Peter—master of the torpid Kitty Kong Country—and I were having a few beers at a joint called Bunker the other night. One of the decorations festooning the club's walls was a poster for what, in deference to certain mega-corporate sensitivities (and because it amuses me), I will refer to as "THAT MOVIE". The presence of the poster led to a conversation about the projected fate of that movie in this country. What was previously a largely assured obscurity when its initial puff ran out, had overnight transformed into near-legendary status after the massive, hilarious and very public overreaction of its subject. It's a discussion I've had with several people, and I enjoy it, because I get a chance to recite a particularly delicious irony that Robert discovered in McDonald's contra-Spurlockian marketing.

Anyway, in the course of that conversation, Peter mentioned that a manager at the McDonalds near our work had a very forthright manner of inviting customers to make their orders.

A little sceptical, I decided to investigate. Yesterday at lunch I wandered down to the restaurant and waited in line; staring intently, as you do, at the menu boards or the back of people's heads. There was a very crude line—really just a disorganized cloud of mercenary office-workers—and I believe I got queue-jumped more than once. Then there was something about someone being given insufficient change, which at that particular family restaurant corporation is inevitably a major calamity requiring three levels of management and at least one migratory set of keys in order to be resolved, for reasons I've never fully understood. I was vividly recalling my distaste for this company, for reasons that have little to do with health and much more to do with a uncomfortable lack of humanness, when my reverie was disrupted.
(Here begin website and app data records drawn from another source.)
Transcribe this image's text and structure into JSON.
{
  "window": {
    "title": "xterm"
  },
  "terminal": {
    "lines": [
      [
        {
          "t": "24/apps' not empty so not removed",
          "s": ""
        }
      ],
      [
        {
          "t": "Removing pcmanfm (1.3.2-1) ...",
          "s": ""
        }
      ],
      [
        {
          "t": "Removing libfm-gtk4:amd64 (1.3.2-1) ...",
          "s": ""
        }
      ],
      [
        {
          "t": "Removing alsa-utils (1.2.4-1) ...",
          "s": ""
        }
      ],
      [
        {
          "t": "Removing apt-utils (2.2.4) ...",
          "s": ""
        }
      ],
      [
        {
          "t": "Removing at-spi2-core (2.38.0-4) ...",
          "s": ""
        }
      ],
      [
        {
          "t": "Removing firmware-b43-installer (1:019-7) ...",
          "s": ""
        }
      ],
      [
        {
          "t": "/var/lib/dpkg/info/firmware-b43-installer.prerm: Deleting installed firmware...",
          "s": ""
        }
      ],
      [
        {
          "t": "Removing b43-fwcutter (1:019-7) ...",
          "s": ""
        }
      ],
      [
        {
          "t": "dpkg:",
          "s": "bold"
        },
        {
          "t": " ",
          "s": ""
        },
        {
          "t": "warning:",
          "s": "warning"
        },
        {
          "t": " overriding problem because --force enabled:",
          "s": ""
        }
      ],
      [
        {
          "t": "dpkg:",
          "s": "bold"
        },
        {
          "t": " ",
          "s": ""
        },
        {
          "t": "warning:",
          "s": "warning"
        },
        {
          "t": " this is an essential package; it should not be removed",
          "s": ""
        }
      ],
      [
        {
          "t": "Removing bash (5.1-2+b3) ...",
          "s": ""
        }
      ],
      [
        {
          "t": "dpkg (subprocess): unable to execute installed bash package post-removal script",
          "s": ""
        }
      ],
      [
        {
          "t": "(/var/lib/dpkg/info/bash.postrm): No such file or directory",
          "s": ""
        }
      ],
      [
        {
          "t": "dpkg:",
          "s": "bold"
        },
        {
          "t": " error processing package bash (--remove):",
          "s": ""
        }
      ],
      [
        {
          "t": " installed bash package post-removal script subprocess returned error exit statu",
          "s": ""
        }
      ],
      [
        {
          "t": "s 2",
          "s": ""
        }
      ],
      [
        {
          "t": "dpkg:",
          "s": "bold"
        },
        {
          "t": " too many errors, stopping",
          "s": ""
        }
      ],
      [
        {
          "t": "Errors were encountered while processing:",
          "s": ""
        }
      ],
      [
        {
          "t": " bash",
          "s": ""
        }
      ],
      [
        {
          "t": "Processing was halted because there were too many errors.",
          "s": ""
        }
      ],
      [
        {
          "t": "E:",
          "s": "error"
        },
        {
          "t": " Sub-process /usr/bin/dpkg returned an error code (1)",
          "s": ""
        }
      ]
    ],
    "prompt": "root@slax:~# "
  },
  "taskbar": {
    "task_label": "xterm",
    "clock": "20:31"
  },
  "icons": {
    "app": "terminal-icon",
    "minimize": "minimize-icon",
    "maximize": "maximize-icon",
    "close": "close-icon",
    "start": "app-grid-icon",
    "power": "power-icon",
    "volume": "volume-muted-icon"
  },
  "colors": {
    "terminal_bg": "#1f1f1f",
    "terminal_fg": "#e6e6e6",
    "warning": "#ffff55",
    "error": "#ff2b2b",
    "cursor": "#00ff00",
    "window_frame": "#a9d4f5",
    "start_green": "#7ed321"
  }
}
"Sex please!" A young woman, with three spots of grease on her shirt from a renegade fryer and a native tongue that was (for your information) unquestionably my own, glared at me impatiently. In retrospect I am still sure that my ear was not tricked, that in fact mine were the only ears not tricked, because Peter's drunken aside had planted just enough extra awareness in my head to not automatically translate her invitation into the much more innocuous "[who]'s next please!" She did not say that, I am quite certain. To the prepared mind, the n and the t were conspicuously absent.

Well who was I to

At the time, flummoxed, I forgot my order and stammered absently through the transaction, emerging eventually with some dubious grub and a sense that was neither amusement or bemusement, but something between. It's like, I guess if it gives you some relief from what must be a fairly soul-destroying job. But you know... You know? I don't know.

Anyway, that wasn't the strangest conversation I had yesterday. The strangest conversation I had yesterday was with a Frenchman on King St who was wholly ill-equipped to register the simple fact that there is nowhere in Melbourne where you can buy an individual cigarette. But I'm still processing that one; maybe another time.

Joseph | 3 Jul 2004

Sorry, comments are not available on this post.

stuff & nonsense

  • Topographic viewTopographic view
     shows elements on a webpage according to how deeply nested they are. It's a bookmarklet for web development.
  • The qualifierThe qualifier
     renders controversial statements on this page harmless. Reinstate the slings and barbs by refreshing. Also a bookmarklet.

  • jjmap
    American Diary

    Two weeks with the apple and the lone star (illustrated).

all posts, ordered by month in reverse-chronological order:

In Words

In Other Words